*Task statement*: Some lines below hold "JSON". Pick them out and copy them.

*Given data*:
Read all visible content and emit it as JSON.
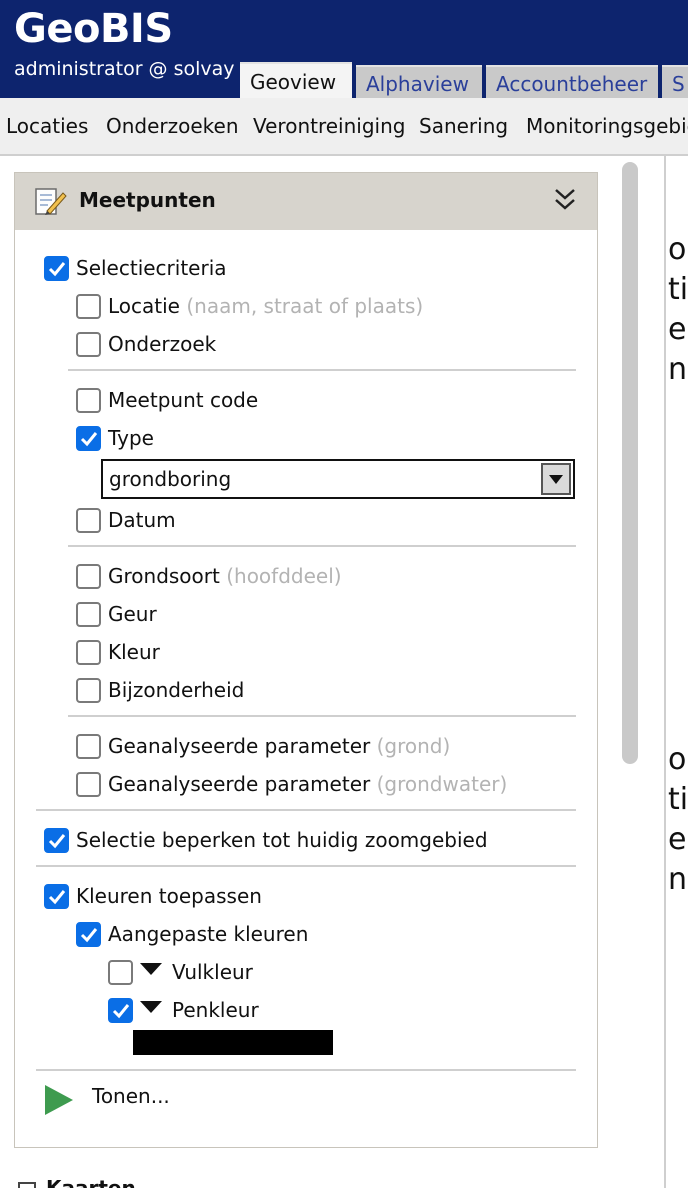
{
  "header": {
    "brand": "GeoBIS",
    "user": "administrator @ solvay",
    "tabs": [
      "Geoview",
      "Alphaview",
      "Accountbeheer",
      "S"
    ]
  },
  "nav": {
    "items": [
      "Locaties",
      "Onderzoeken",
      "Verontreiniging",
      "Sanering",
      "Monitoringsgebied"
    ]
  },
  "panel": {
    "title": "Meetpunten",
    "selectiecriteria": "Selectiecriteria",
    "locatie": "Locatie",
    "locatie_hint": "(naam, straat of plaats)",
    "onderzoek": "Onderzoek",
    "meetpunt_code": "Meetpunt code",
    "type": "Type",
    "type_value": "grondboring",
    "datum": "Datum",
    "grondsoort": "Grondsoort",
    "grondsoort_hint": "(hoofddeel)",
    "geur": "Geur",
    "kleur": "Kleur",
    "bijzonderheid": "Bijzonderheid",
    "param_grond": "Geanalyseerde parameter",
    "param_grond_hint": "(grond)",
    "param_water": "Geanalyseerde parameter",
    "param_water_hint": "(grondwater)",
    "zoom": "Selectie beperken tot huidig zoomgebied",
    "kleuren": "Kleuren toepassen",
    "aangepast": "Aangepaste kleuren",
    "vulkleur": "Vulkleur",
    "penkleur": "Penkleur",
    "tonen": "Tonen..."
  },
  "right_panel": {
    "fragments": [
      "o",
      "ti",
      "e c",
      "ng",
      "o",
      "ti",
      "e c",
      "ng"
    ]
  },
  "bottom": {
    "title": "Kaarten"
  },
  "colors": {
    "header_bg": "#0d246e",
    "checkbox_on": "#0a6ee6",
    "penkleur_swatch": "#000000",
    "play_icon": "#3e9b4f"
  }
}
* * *
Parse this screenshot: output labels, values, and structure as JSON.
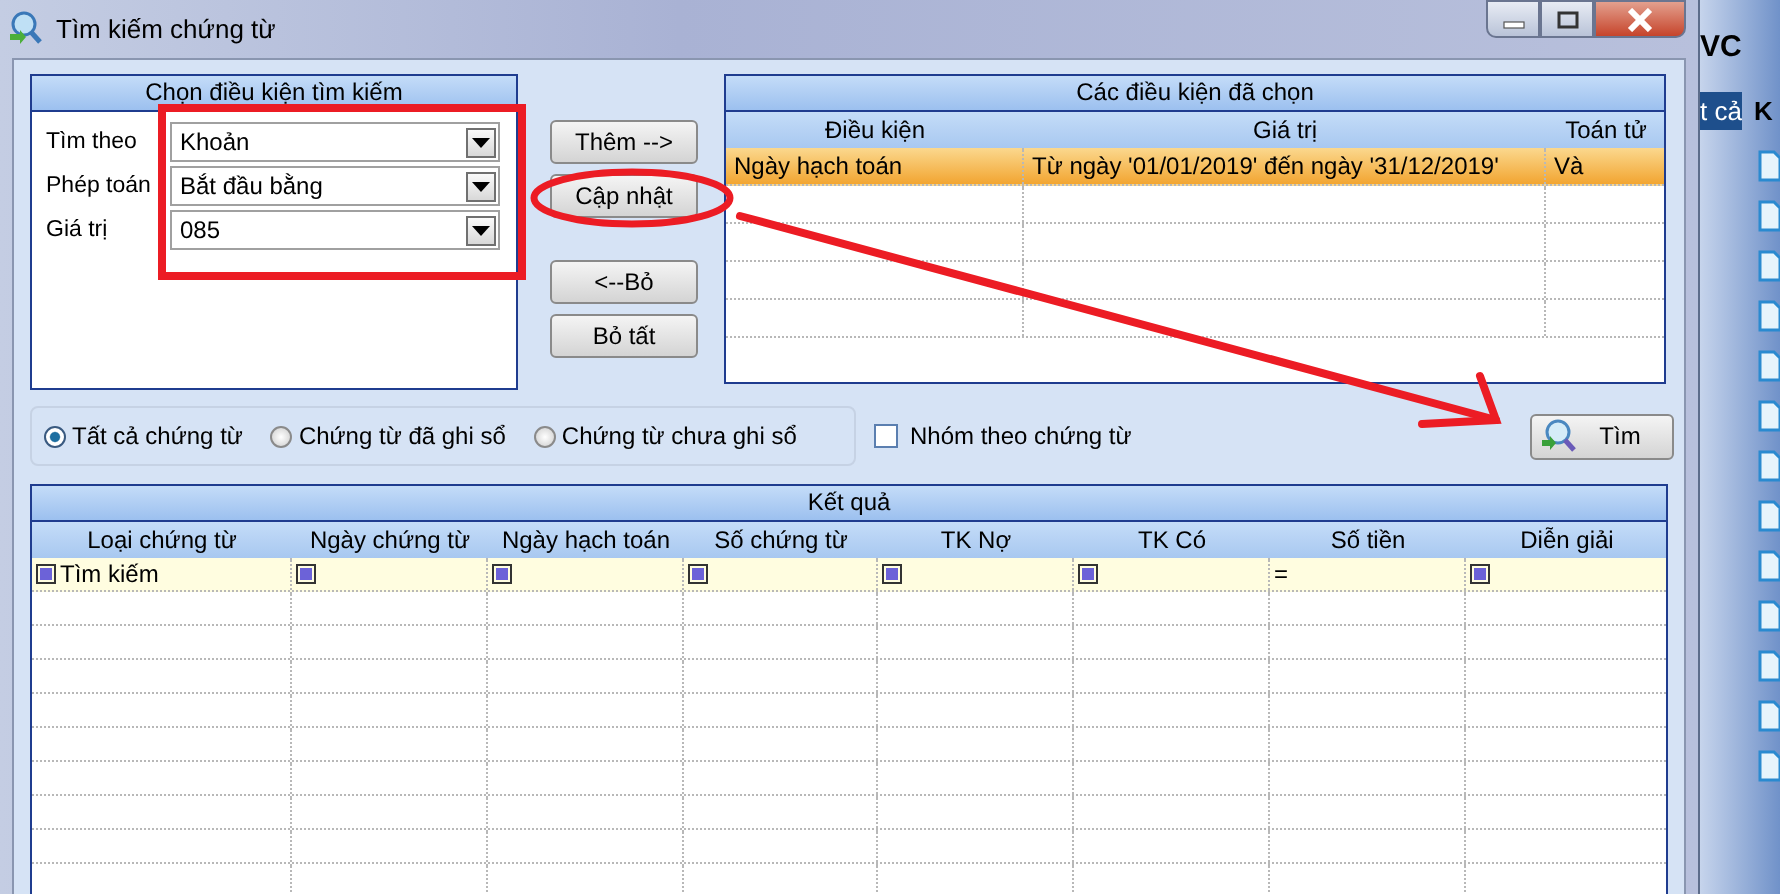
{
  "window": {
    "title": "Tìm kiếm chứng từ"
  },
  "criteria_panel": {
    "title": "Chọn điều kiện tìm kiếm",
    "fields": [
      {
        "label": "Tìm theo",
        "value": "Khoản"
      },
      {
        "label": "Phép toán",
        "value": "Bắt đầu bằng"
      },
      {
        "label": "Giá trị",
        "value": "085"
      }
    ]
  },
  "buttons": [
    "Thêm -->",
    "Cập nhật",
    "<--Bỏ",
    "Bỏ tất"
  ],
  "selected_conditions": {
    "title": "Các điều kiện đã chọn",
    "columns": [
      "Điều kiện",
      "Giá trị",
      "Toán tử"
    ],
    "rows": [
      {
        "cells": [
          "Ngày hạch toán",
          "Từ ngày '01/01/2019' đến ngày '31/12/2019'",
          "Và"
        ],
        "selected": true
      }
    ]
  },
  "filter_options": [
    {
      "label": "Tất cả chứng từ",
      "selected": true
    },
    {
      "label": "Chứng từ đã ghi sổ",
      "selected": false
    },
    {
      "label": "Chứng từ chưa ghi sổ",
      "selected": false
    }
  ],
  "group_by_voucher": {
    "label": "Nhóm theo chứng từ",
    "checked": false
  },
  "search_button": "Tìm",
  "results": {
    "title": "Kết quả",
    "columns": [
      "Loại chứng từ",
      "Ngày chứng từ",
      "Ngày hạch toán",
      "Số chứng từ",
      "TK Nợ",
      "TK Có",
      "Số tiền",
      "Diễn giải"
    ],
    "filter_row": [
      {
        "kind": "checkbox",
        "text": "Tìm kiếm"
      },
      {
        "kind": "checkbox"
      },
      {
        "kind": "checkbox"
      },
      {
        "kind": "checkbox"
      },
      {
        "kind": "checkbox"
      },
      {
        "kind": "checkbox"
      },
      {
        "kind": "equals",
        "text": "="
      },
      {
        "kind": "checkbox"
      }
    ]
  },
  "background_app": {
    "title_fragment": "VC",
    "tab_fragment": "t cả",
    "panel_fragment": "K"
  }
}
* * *
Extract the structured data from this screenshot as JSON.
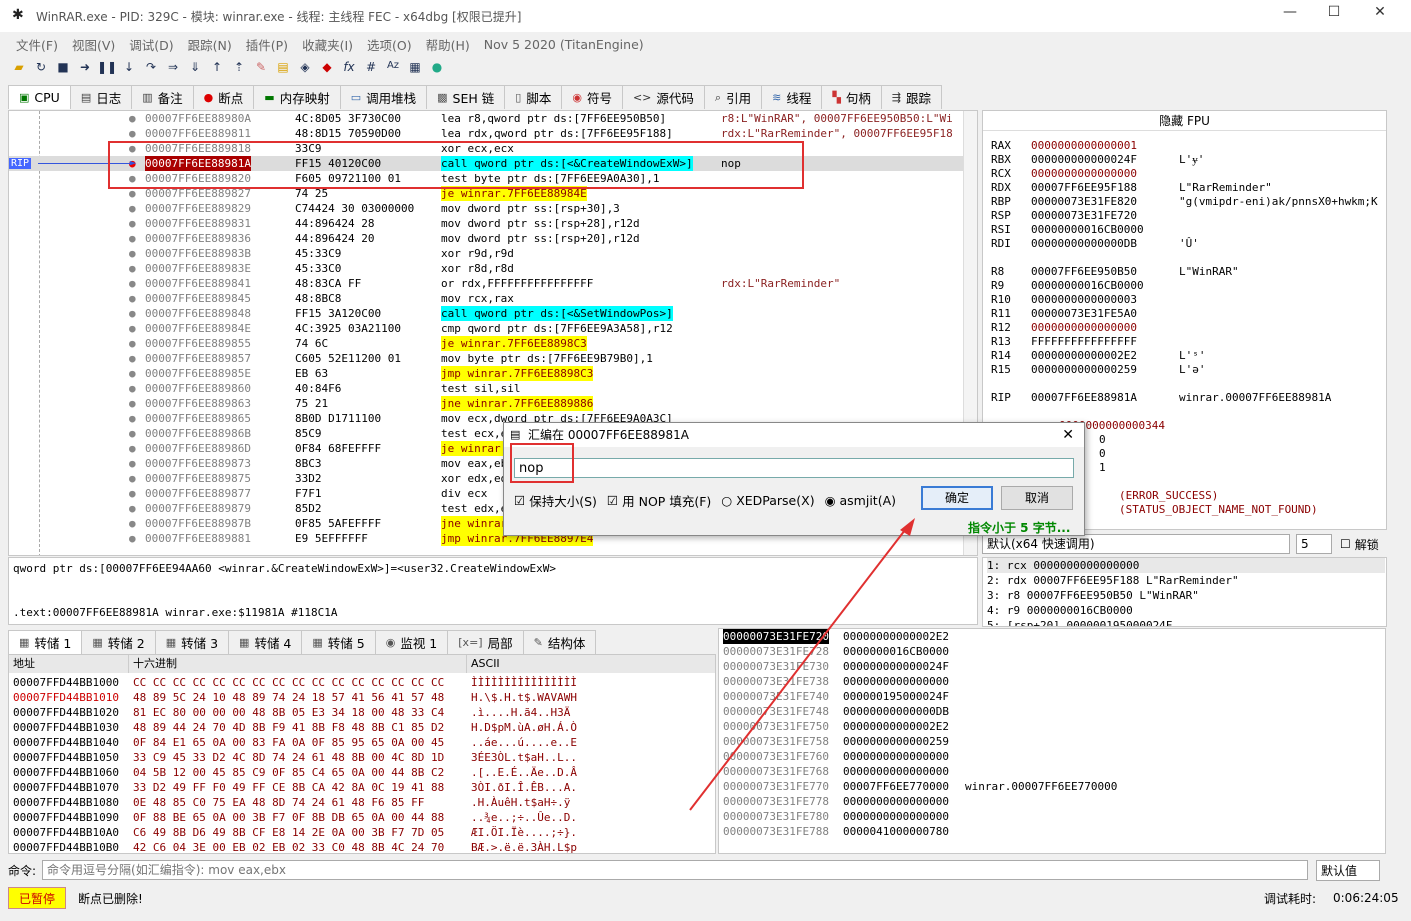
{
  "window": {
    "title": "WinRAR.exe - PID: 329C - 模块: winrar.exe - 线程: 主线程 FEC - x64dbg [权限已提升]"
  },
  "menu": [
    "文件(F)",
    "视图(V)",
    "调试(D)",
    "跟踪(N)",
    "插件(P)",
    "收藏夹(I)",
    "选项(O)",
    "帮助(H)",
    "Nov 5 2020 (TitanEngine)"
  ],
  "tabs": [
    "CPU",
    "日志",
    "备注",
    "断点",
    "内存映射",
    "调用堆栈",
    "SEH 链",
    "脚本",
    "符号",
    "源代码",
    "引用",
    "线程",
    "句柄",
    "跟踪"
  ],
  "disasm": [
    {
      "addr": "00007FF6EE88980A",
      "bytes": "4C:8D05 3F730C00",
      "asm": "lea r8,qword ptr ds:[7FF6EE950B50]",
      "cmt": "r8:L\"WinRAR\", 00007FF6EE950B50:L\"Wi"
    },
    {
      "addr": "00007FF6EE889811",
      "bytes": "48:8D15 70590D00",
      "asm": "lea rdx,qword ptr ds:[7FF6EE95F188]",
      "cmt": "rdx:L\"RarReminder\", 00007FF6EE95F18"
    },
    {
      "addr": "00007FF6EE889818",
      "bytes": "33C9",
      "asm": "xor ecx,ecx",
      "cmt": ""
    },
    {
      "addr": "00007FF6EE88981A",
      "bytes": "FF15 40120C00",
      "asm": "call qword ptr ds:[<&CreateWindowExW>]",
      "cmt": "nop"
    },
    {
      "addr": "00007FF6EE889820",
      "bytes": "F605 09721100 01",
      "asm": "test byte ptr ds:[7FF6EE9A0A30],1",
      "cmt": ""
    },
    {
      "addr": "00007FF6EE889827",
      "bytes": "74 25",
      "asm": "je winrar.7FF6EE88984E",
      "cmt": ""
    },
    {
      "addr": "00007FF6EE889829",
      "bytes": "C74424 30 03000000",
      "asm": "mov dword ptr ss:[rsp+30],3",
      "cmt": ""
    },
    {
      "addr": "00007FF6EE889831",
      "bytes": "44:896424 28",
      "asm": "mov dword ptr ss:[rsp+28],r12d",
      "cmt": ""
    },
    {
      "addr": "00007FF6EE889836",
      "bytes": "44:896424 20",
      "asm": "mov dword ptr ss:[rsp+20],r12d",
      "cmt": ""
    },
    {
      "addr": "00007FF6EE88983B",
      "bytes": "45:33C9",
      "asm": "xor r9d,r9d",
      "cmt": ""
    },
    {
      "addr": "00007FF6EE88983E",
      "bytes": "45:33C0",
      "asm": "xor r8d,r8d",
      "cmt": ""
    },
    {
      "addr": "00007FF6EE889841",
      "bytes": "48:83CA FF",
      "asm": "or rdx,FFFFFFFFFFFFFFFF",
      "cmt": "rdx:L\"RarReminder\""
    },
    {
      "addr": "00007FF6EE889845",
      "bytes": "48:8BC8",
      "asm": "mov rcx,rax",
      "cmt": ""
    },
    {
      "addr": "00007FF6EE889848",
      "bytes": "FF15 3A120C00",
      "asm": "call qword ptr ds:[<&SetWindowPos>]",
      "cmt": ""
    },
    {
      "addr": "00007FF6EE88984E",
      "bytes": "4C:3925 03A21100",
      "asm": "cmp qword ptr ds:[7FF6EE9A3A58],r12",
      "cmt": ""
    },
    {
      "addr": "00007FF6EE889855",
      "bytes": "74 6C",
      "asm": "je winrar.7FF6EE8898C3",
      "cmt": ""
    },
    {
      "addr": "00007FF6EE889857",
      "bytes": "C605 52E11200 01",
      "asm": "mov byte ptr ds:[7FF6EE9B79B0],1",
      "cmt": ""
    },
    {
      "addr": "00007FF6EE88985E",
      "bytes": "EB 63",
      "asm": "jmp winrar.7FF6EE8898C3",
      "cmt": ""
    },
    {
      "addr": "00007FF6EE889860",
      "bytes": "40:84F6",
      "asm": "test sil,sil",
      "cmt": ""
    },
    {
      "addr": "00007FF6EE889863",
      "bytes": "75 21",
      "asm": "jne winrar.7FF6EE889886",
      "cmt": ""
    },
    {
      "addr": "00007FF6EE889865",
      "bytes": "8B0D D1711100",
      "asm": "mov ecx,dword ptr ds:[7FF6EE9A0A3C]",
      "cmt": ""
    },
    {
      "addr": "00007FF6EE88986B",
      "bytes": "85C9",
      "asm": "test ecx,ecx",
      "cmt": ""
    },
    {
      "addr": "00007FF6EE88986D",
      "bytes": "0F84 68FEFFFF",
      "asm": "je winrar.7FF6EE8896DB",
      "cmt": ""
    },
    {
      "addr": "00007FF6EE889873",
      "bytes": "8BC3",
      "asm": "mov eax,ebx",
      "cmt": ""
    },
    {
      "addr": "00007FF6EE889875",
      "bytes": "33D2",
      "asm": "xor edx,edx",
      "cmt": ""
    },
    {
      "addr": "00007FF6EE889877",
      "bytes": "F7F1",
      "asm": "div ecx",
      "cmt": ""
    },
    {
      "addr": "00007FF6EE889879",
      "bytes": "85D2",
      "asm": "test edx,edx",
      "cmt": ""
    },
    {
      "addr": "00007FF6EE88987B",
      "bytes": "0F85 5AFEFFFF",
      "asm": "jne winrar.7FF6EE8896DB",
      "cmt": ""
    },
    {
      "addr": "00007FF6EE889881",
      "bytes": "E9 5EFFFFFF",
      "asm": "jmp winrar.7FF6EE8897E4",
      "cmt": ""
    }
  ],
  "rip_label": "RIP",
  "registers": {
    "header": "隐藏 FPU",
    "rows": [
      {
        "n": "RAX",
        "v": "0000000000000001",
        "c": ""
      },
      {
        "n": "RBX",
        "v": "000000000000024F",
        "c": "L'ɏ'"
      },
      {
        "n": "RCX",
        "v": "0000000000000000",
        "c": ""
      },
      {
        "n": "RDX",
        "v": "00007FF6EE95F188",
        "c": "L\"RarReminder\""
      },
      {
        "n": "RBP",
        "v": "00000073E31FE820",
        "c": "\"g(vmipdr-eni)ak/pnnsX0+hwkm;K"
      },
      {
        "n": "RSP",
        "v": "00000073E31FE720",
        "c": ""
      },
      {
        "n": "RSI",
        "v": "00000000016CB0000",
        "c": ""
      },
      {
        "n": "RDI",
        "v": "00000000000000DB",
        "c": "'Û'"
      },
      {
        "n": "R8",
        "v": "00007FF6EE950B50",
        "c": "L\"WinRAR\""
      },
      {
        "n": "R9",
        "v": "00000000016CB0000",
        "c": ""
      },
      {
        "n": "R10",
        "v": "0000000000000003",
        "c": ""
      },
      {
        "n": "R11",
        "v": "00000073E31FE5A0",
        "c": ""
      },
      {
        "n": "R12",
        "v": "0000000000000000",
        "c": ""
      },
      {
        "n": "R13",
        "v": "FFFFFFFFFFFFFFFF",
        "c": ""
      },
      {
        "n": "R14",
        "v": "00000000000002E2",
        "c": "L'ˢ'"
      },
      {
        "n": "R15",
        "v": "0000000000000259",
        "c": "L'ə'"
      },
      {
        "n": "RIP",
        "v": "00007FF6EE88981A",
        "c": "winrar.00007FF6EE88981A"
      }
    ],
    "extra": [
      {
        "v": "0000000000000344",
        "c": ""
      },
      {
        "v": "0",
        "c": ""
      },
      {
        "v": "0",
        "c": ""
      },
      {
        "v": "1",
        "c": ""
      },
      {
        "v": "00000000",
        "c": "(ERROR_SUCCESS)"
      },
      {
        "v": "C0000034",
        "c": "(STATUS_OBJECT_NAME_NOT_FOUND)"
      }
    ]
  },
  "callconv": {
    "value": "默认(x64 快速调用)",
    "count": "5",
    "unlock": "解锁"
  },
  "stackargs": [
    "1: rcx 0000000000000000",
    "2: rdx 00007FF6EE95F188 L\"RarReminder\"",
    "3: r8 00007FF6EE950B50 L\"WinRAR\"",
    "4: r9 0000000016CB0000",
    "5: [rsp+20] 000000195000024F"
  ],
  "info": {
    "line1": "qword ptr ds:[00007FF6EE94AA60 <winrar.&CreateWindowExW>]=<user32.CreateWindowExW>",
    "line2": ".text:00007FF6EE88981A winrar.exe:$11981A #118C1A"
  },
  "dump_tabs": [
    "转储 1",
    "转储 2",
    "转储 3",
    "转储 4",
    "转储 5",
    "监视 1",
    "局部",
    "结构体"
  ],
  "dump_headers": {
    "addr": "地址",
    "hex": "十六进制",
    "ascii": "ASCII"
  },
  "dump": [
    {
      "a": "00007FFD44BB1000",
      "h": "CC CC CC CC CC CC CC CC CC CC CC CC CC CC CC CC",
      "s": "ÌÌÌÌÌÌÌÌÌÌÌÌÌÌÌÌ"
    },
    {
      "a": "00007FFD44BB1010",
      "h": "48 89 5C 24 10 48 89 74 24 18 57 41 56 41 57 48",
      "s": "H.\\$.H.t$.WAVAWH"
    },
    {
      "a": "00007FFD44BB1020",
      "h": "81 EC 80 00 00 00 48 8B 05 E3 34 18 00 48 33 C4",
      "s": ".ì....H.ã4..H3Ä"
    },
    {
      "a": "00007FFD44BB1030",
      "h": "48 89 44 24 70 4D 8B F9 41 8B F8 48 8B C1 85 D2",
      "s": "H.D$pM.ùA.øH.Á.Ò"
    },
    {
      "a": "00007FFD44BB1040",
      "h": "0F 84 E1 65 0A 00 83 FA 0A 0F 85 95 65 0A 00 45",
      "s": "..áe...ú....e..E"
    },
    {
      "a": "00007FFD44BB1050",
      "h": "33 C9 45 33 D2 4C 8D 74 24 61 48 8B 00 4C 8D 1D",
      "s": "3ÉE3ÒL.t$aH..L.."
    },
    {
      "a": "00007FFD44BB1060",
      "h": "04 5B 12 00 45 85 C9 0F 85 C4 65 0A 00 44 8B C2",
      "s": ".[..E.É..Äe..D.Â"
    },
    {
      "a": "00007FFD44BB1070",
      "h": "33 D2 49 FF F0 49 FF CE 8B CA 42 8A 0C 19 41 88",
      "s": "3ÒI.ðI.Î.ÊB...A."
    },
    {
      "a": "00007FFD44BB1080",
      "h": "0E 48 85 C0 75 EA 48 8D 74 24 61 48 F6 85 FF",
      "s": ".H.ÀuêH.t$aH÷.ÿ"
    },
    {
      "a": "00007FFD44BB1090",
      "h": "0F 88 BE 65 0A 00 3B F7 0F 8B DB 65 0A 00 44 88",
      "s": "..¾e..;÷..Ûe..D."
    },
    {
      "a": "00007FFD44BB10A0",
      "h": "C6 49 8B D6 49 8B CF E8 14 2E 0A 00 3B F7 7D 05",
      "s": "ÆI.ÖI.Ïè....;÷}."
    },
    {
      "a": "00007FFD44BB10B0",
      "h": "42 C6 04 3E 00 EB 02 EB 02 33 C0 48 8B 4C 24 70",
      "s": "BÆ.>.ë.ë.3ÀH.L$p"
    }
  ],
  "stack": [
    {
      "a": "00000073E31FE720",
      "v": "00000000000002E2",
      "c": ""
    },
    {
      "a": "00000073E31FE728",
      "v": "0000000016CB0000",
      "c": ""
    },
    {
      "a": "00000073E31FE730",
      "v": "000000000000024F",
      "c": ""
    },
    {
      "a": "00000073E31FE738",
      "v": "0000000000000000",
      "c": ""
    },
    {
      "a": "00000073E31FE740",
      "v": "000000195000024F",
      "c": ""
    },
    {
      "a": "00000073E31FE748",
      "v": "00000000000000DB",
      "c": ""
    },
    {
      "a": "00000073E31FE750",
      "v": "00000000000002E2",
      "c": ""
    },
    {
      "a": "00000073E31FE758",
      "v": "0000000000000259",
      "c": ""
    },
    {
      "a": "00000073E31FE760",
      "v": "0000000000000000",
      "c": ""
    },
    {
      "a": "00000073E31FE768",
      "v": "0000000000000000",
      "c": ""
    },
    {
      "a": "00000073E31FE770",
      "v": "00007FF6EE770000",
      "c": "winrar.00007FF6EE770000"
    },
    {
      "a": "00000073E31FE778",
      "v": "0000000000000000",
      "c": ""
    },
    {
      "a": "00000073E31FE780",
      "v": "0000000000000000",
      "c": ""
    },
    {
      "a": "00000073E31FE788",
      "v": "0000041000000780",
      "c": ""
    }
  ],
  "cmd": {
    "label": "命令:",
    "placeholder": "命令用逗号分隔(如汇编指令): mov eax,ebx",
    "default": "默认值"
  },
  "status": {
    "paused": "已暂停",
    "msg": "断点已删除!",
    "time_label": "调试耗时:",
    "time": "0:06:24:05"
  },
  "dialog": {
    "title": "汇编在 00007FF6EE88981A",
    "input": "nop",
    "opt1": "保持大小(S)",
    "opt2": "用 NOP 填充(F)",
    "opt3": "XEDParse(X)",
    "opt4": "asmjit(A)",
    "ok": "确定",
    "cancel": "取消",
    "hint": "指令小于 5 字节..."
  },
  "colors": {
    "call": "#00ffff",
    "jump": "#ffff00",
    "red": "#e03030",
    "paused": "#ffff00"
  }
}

*Problem solution*:
Read all visible content and emit it as JSON.
Parse this screenshot: output labels, values, and structure as JSON.
Extract the structured data from this screenshot as JSON.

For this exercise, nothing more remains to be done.